WARSAW - President Joe Biden said Wednesday that Russian President Vladimir Putin made a "big mistake" by suspending his country's participation in the last remaining U.S.-Russia nuclear arms control treaty. The U.S. president was in Poland to reassure eastern flank NATO allies that the U.S. will remain by their sides amid the grinding Russian invasion of Ukraine.
In his first comments since Putin's announcement Tuesday, Biden condemned the Russian decision to pull back from the treaty, known as New START. The move is expected to have an immediate impact on U.S. visibility into Russian nuclear activities, but the pact was already on life support following Moscow’s cancellation late last year of talks that had been intended to salvage an agreement that both sides have accused the other of violating.
"It’s a big mistake," Biden said.

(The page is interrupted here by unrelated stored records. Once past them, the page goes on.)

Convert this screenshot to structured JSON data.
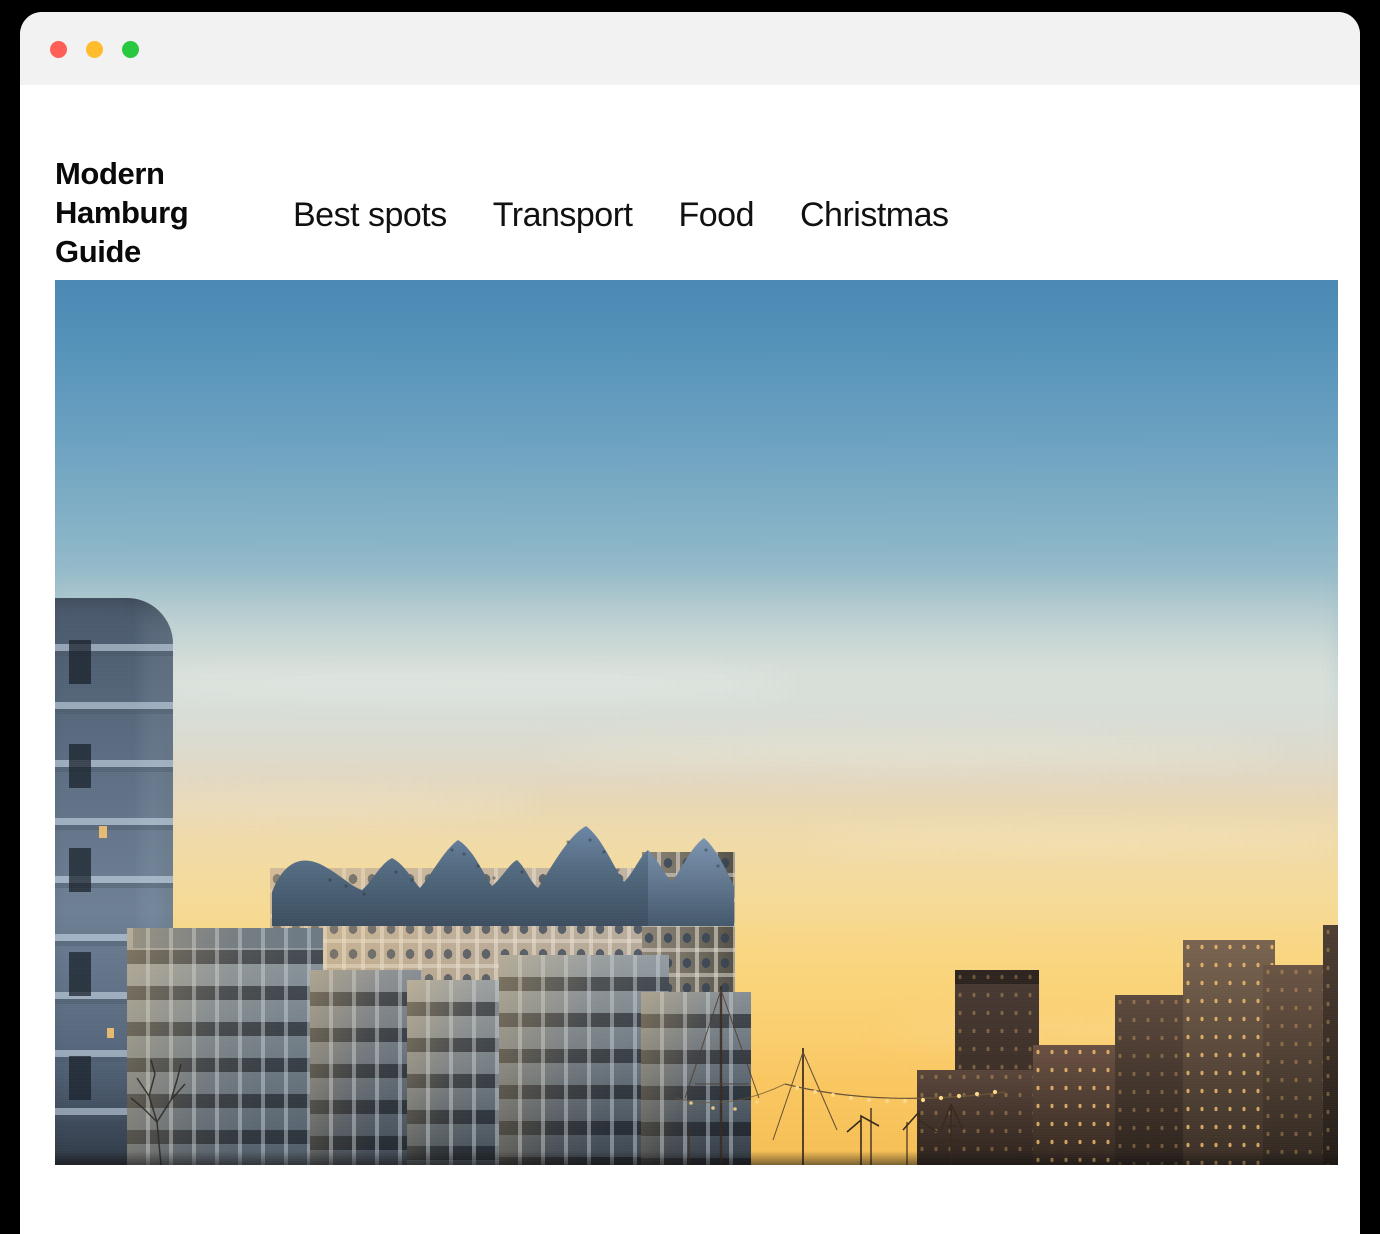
{
  "window": {
    "controls": [
      {
        "name": "close",
        "color": "#ff5f57"
      },
      {
        "name": "minimize",
        "color": "#ffbd2e"
      },
      {
        "name": "maximize",
        "color": "#28c840"
      }
    ]
  },
  "header": {
    "brand": {
      "lines": [
        "Modern",
        "Hamburg",
        "Guide"
      ],
      "full_text": "Modern Hamburg Guide"
    },
    "nav": [
      {
        "label": "Best spots"
      },
      {
        "label": "Transport"
      },
      {
        "label": "Food"
      },
      {
        "label": "Christmas"
      }
    ]
  },
  "hero": {
    "alt": "Elbphilharmonie concert hall and HafenCity waterfront in Hamburg at sunset",
    "subjects": [
      "Elbphilharmonie",
      "HafenCity apartment blocks",
      "curved glass residential tower",
      "sailboat masts and rigging",
      "harbour cranes",
      "string of festival lights"
    ],
    "colors": {
      "sky_top": "#4a89b4",
      "sky_mid": "#ccd8da",
      "sky_warm": "#f0dfba",
      "sky_horizon": "#fbcd6e",
      "building_glass": "#4b627f",
      "building_stone": "#b2a695",
      "silhouette_dark": "#2a211c"
    }
  },
  "theme": {
    "background": "#ffffff",
    "titlebar": "#f2f2f2",
    "text": "#111111"
  }
}
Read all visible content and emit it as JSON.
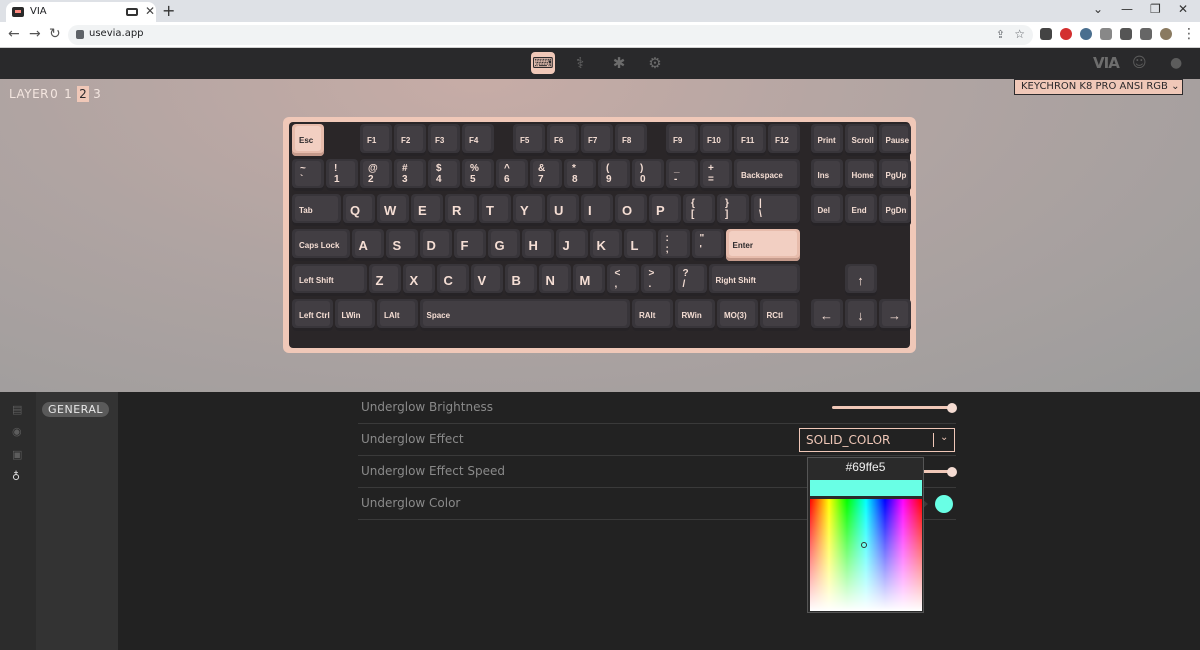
{
  "browser": {
    "tab_title": "VIA",
    "url": "usevia.app",
    "new_tab": "+",
    "close_tab": "✕",
    "window_controls": {
      "chevron": "⌄",
      "minimize": "—",
      "restore": "❐",
      "close": "✕"
    },
    "nav": {
      "back": "←",
      "forward": "→",
      "reload": "↻"
    }
  },
  "app": {
    "logo": "VIA",
    "top_icons": [
      "keyboard-icon",
      "stethoscope-icon",
      "bug-icon",
      "gear-icon"
    ],
    "keyboard_name": "KEYCHRON K8 PRO ANSI RGB"
  },
  "layers": {
    "label": "LAYER",
    "items": [
      "0",
      "1",
      "2",
      "3"
    ],
    "selected": "2"
  },
  "keys": [
    {
      "k": "Esc",
      "c": "mid"
    },
    {
      "k": "F1",
      "c": "mid"
    },
    {
      "k": "F2",
      "c": "mid"
    },
    {
      "k": "F3",
      "c": "mid"
    },
    {
      "k": "F4",
      "c": "mid"
    },
    {
      "k": "F5",
      "c": "mid"
    },
    {
      "k": "F6",
      "c": "mid"
    },
    {
      "k": "F7",
      "c": "mid"
    },
    {
      "k": "F8",
      "c": "mid"
    },
    {
      "k": "F9",
      "c": "mid"
    },
    {
      "k": "F10",
      "c": "mid"
    },
    {
      "k": "F11",
      "c": "mid"
    },
    {
      "k": "F12",
      "c": "mid"
    },
    {
      "k": "Print",
      "c": "mid"
    },
    {
      "k": "Scroll",
      "c": "mid"
    },
    {
      "k": "Pause",
      "c": "mid"
    },
    {
      "t": "~",
      "b": "`"
    },
    {
      "t": "!",
      "b": "1"
    },
    {
      "t": "@",
      "b": "2"
    },
    {
      "t": "#",
      "b": "3"
    },
    {
      "t": "$",
      "b": "4"
    },
    {
      "t": "%",
      "b": "5"
    },
    {
      "t": "^",
      "b": "6"
    },
    {
      "t": "&",
      "b": "7"
    },
    {
      "t": "*",
      "b": "8"
    },
    {
      "t": "(",
      "b": "9"
    },
    {
      "t": ")",
      "b": "0"
    },
    {
      "t": "_",
      "b": "-"
    },
    {
      "t": "+",
      "b": "="
    },
    {
      "k": "Backspace",
      "c": "mid"
    },
    {
      "k": "Ins",
      "c": "mid"
    },
    {
      "k": "Home",
      "c": "mid"
    },
    {
      "k": "PgUp",
      "c": "mid"
    },
    {
      "k": "Tab",
      "c": "mid"
    },
    {
      "k": "Q",
      "c": "big"
    },
    {
      "k": "W",
      "c": "big"
    },
    {
      "k": "E",
      "c": "big"
    },
    {
      "k": "R",
      "c": "big"
    },
    {
      "k": "T",
      "c": "big"
    },
    {
      "k": "Y",
      "c": "big"
    },
    {
      "k": "U",
      "c": "big"
    },
    {
      "k": "I",
      "c": "big"
    },
    {
      "k": "O",
      "c": "big"
    },
    {
      "k": "P",
      "c": "big"
    },
    {
      "t": "{",
      "b": "["
    },
    {
      "t": "}",
      "b": "]"
    },
    {
      "t": "|",
      "b": "\\"
    },
    {
      "k": "Del",
      "c": "mid"
    },
    {
      "k": "End",
      "c": "mid"
    },
    {
      "k": "PgDn",
      "c": "mid"
    },
    {
      "k": "Caps Lock",
      "c": "mid"
    },
    {
      "k": "A",
      "c": "big"
    },
    {
      "k": "S",
      "c": "big"
    },
    {
      "k": "D",
      "c": "big"
    },
    {
      "k": "F",
      "c": "big"
    },
    {
      "k": "G",
      "c": "big"
    },
    {
      "k": "H",
      "c": "big"
    },
    {
      "k": "J",
      "c": "big"
    },
    {
      "k": "K",
      "c": "big"
    },
    {
      "k": "L",
      "c": "big"
    },
    {
      "t": ":",
      "b": ";"
    },
    {
      "t": "\"",
      "b": "'"
    },
    {
      "k": "Enter",
      "c": "mid"
    },
    {
      "k": "Left Shift",
      "c": "mid"
    },
    {
      "k": "Z",
      "c": "big"
    },
    {
      "k": "X",
      "c": "big"
    },
    {
      "k": "C",
      "c": "big"
    },
    {
      "k": "V",
      "c": "big"
    },
    {
      "k": "B",
      "c": "big"
    },
    {
      "k": "N",
      "c": "big"
    },
    {
      "k": "M",
      "c": "big"
    },
    {
      "t": "<",
      "b": ","
    },
    {
      "t": ">",
      "b": "."
    },
    {
      "t": "?",
      "b": "/"
    },
    {
      "k": "Right Shift",
      "c": "mid"
    },
    {
      "k": "↑",
      "c": "ctr"
    },
    {
      "k": "Left Ctrl",
      "c": "mid"
    },
    {
      "k": "LWin",
      "c": "mid"
    },
    {
      "k": "LAlt",
      "c": "mid"
    },
    {
      "k": "Space",
      "c": "mid"
    },
    {
      "k": "RAlt",
      "c": "mid"
    },
    {
      "k": "RWin",
      "c": "mid"
    },
    {
      "k": "MO(3)",
      "c": "mid"
    },
    {
      "k": "RCtl",
      "c": "mid"
    },
    {
      "k": "←",
      "c": "ctr"
    },
    {
      "k": "↓",
      "c": "ctr"
    },
    {
      "k": "→",
      "c": "ctr"
    }
  ],
  "sidebar": {
    "icons": [
      "keycap-icon",
      "record-icon",
      "save-icon",
      "lightbulb-icon"
    ],
    "active": "lightbulb-icon"
  },
  "menu": {
    "general": "GENERAL"
  },
  "settings": {
    "brightness_label": "Underglow Brightness",
    "brightness_value": 1.0,
    "effect_label": "Underglow Effect",
    "effect_value": "SOLID_COLOR",
    "speed_label": "Underglow Effect Speed",
    "speed_value": 1.0,
    "color_label": "Underglow Color",
    "color_value": "#69ffe5"
  },
  "picker": {
    "hex": "#69ffe5"
  },
  "colors": {
    "accent": "#f0c8b8",
    "keycap": "#423e43",
    "case": "#2a2628",
    "underglow": "#69ffe5"
  }
}
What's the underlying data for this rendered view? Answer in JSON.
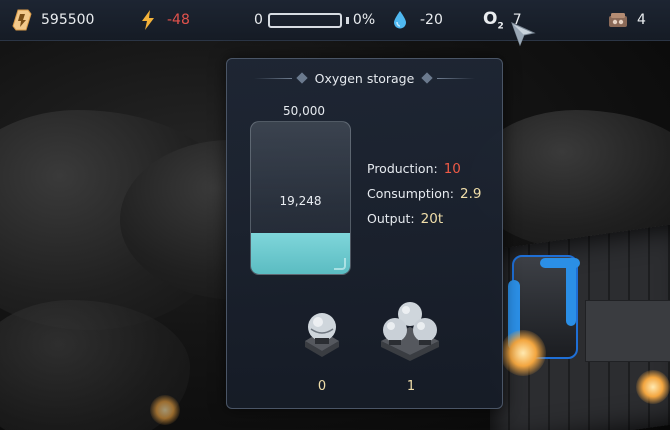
{
  "topbar": {
    "credits": "595500",
    "energy": "-48",
    "battery_left": "0",
    "battery_percent": "0%",
    "battery_level": 0,
    "water": "-20",
    "oxygen_symbol": "O",
    "oxygen_sub": "2",
    "oxygen": "7",
    "workers": "4",
    "icons": [
      "credits-icon",
      "lightning-icon",
      "battery-icon",
      "water-drop-icon",
      "oxygen-icon",
      "workers-icon"
    ]
  },
  "panel": {
    "title": "Oxygen storage",
    "capacity": "50,000",
    "stored": "19,248",
    "fill_fraction": 0.27,
    "stats": [
      {
        "label": "Production:",
        "value": "10",
        "color": "#ee5a46"
      },
      {
        "label": "Consumption:",
        "value": "2.9",
        "color": "#f0deaa"
      },
      {
        "label": "Output:",
        "value": "20t",
        "color": "#f0deaa"
      }
    ],
    "tanks": [
      {
        "name": "single-tank",
        "count": "0"
      },
      {
        "name": "triple-tank",
        "count": "1"
      }
    ]
  },
  "colors": {
    "topbar_bg": "#1a212c",
    "negative": "#e2524c",
    "oxygen_fill": "#6ccbd0",
    "accent_gold": "#f0deaa"
  }
}
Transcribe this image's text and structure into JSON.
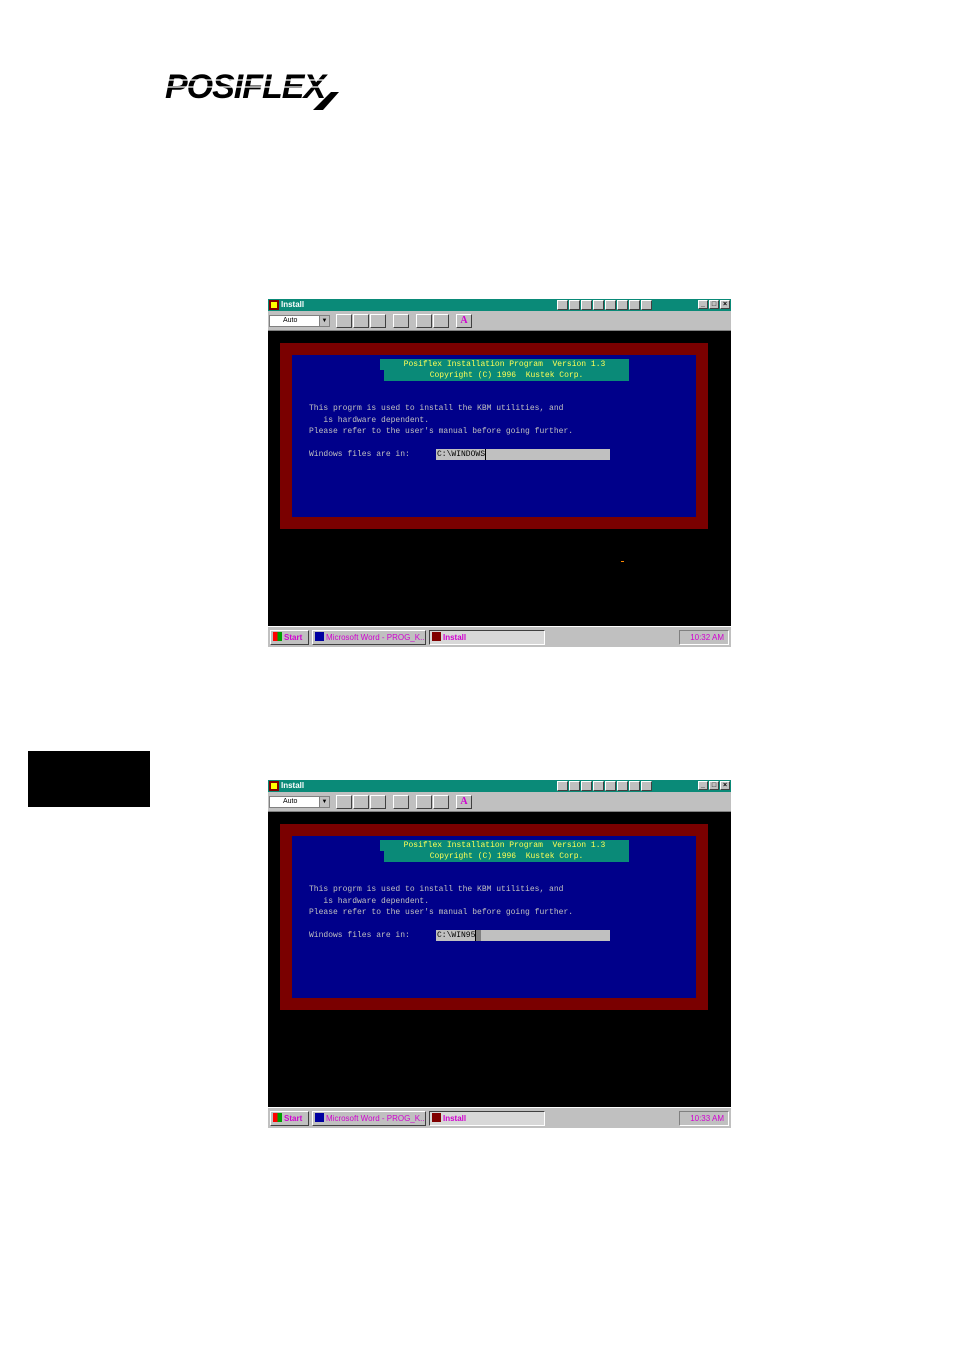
{
  "logo": {
    "text": "POSIFLEX"
  },
  "screens": [
    {
      "window_title": "Install",
      "font_select": "Auto",
      "toolbar_icons": [
        "mark-icon",
        "copy-icon",
        "paste-icon",
        "fullscreen-icon",
        "properties-icon",
        "background-icon",
        "font-icon"
      ],
      "dialog": {
        "header_line1": "Posiflex Installation Program  Version 1.3",
        "header_line2": "Copyright (C) 1996  Kustek Corp.",
        "body_line1": "This progrm is used to install the KBM utilities, and",
        "body_line2": "   is hardware dependent.",
        "body_line3": "Please refer to the user's manual before going further.",
        "prompt_label": "Windows files are in:",
        "prompt_value": "C:\\WINDOWS"
      },
      "taskbar": {
        "start_label": "Start",
        "word_task_label": "Microsoft Word - PROG_K...",
        "install_task_label": "Install",
        "clock": "10:32 AM"
      }
    },
    {
      "window_title": "Install",
      "font_select": "Auto",
      "toolbar_icons": [
        "mark-icon",
        "copy-icon",
        "paste-icon",
        "fullscreen-icon",
        "properties-icon",
        "background-icon",
        "font-icon"
      ],
      "dialog": {
        "header_line1": "Posiflex Installation Program  Version 1.3",
        "header_line2": "Copyright (C) 1996  Kustek Corp.",
        "body_line1": "This progrm is used to install the KBM utilities, and",
        "body_line2": "   is hardware dependent.",
        "body_line3": "Please refer to the user's manual before going further.",
        "prompt_label": "Windows files are in:",
        "prompt_value": "C:\\WIN95"
      },
      "taskbar": {
        "start_label": "Start",
        "word_task_label": "Microsoft Word - PROG_K...",
        "install_task_label": "Install",
        "clock": "10:33 AM"
      }
    }
  ],
  "colors": {
    "console_bg": "#000000",
    "dialog_border": "#7a0000",
    "dialog_bg": "#00008a",
    "header_bg": "#0a8a78",
    "header_text": "#ffff55",
    "body_text": "#c0c0c0",
    "taskbar_text": "#d000d0"
  }
}
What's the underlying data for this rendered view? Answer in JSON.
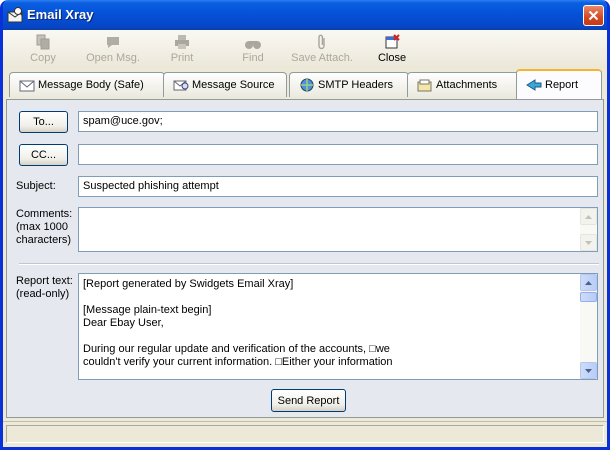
{
  "window": {
    "title": "Email Xray"
  },
  "toolbar": [
    {
      "label": "Copy",
      "icon": "copy-icon",
      "enabled": false
    },
    {
      "label": "Open Msg.",
      "icon": "open-message-icon",
      "enabled": false
    },
    {
      "label": "Print",
      "icon": "printer-icon",
      "enabled": false
    },
    {
      "label": "Find",
      "icon": "find-icon",
      "enabled": false
    },
    {
      "label": "Save Attach.",
      "icon": "paperclip-icon",
      "enabled": false
    },
    {
      "label": "Close",
      "icon": "close-window-icon",
      "enabled": true
    }
  ],
  "tabs": [
    {
      "label": "Message Body (Safe)",
      "icon": "message-body-icon",
      "active": false
    },
    {
      "label": "Message Source",
      "icon": "message-source-icon",
      "active": false
    },
    {
      "label": "SMTP Headers",
      "icon": "smtp-headers-icon",
      "active": false
    },
    {
      "label": "Attachments",
      "icon": "attachments-icon",
      "active": false
    },
    {
      "label": "Report",
      "icon": "report-icon",
      "active": true
    }
  ],
  "report": {
    "to_button": "To...",
    "to_value": "spam@uce.gov;",
    "cc_button": "CC...",
    "cc_value": "",
    "subject_label": "Subject:",
    "subject_value": "Suspected phishing attempt",
    "comments_label_lines": [
      "Comments:",
      "(max 1000",
      "characters)"
    ],
    "comments_value": "",
    "report_label_lines": [
      "Report text:",
      "(read-only)"
    ],
    "report_text_lines": [
      "[Report generated by Swidgets Email Xray]",
      "",
      "[Message plain-text begin]",
      "Dear Ebay User,",
      "",
      "During our regular update and verification of the accounts, □we",
      "couldn't verify your current information. □Either your information"
    ],
    "send_button": "Send Report"
  },
  "colors": {
    "title_bar": "#0550d8",
    "close_button": "#d54823",
    "active_tab_accent": "#f5b331",
    "panel": "#e6e8f0"
  }
}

The president's comments came as he wrapped up a whirlwind, four-day visit to Poland and Ukraine with talks with leaders from the Bucharest Nine, a collection of nations in the most eastern parts of the NATO alliance that came together in response to Putin's 2014 annexation of Crimea from Ukraine. He departed Poland Wednesday evening to return to Washington ahead of Friday's anniversary of the war's breakout.
The Bucharest Nine countries’ anxieties have remained heightened as the Ukraine war drags on, with many worrying that Putin could move to take military action against them next if he’s successful in Ukraine. The alliance includes Bulgaria, the Czech Republic, Estonia, Hungary, Latvia, Lithuania, Poland, Romania and Slovakia.
"You’re the frontlines of our collective defense," Biden said Wednesday of the group. "And you know, better than anyone, what’s at stake in this conflict? Not just for Ukraine, but for the freedom of democracies throughout Europe and around the world."
He pledged that NATO's mutual-defense pact is "sacred" and that "we will defend literally every inch of NATO."
A day earlier at the foot of Warsaw’s Royal Castle to mark the somber milestone of the year-old Russian invasion, Biden warned that Russian aggression, if unchecked, wouldn't stop at Ukraine's borders. "Appetites of the autocrat cannot be appeased," he said. "They must be opposed."
U.S. President Joe Biden delivered remarks ahead of the one-year anniversary of Russia's brutal and unprovoked invasion of Ukraine, at the Gardens of the Royal Castle in Warsaw, Poland, on Feb. 21, 2023 (Photo by Mateusz Wlodarczyk/NurPhoto via Getty
Hungarian Prime Minister Viktor Orban, the right-wing populist leader who argued last week that the European Union is partly to blame for prolonging Russia’s war in Ukraine, has balked at sanctions on Moscow and arming Kyiv. Orban was skipping the meeting with Biden, and President Katalin Novák was attending in his stead.
Still, Klaus Iohannis, the president of Romania, insisted that "The B9 is stronger than ever."
NATO Secretary General Jens Stoltenberg, who was attending the meeting, said, "We don’t know when the war will end, but when it does, we need to ensure that history does not repeat itself."
Pointing to past Russian actions in Georgia and Ukraine, he added, "We cannot allow Russia to continue to chip away at European security. We must break the cycle of Russian aggression."
Biden met Tuesday in Warsaw with Moldovan President Maia Sandu, who last week claimed Moscow was behind a plot to overthrow her country’s government using external saboteurs.
Sandwiched between Ukraine and Romania and one of Europe’s poorest countries, the Eastern European nation has had historic ties to Russia but wants to join the 27-nation European Union. Biden in his remarks endorsed Moldova's bid to join the EU.
"I’m proud to stand with you and the freedom-loving people of Moldova," Biden said of Sandu and her country in his Tuesday address.
Since Russia invaded Ukraine nearly a year ago, Moldova, a former Soviet republic of about 2.6 million people, has sought to forge closer ties with its Western partners. Last June, it was granted EU candidate status, the same day as Ukraine.
Sandu spoke out last week about a Russian plot "to overthrow the constitutional order." She spoke out after Ukrainian President Volodymyr Zelenskyy said his country had intercepted plans by Russian secret services to destroy Moldova. Those claims were later confirmed by Moldovan intelligence officials.
Biden's speech on the Ukraine war came one day after he made a surprise visit to Kyiv, a grand gesture of solidarity with Ukraine. The address was part affirmation of Europe's role in helping Ukraine repel Russia's ongoing invasion and part sharply worded warning to Putin that the U.S. won't abide Moscow defeating Ukraine.
The White House has praised several eastern flank countries, including Lithuania, Poland and Romania, over the last year for stepping up efforts to back Ukraine with weapons and economic aid and taking in refugees.
Biden has given particular attention to Poland's efforts. The country is hosting about 1.5 million Ukrainian refugees and has committed $3.8 billion in military and economic assistance to Kyiv.
"The truth of the matter is: The United States needs Poland and NATO as much as NATO needs the United States," Biden said during talks with Polish President Andrzej Duda.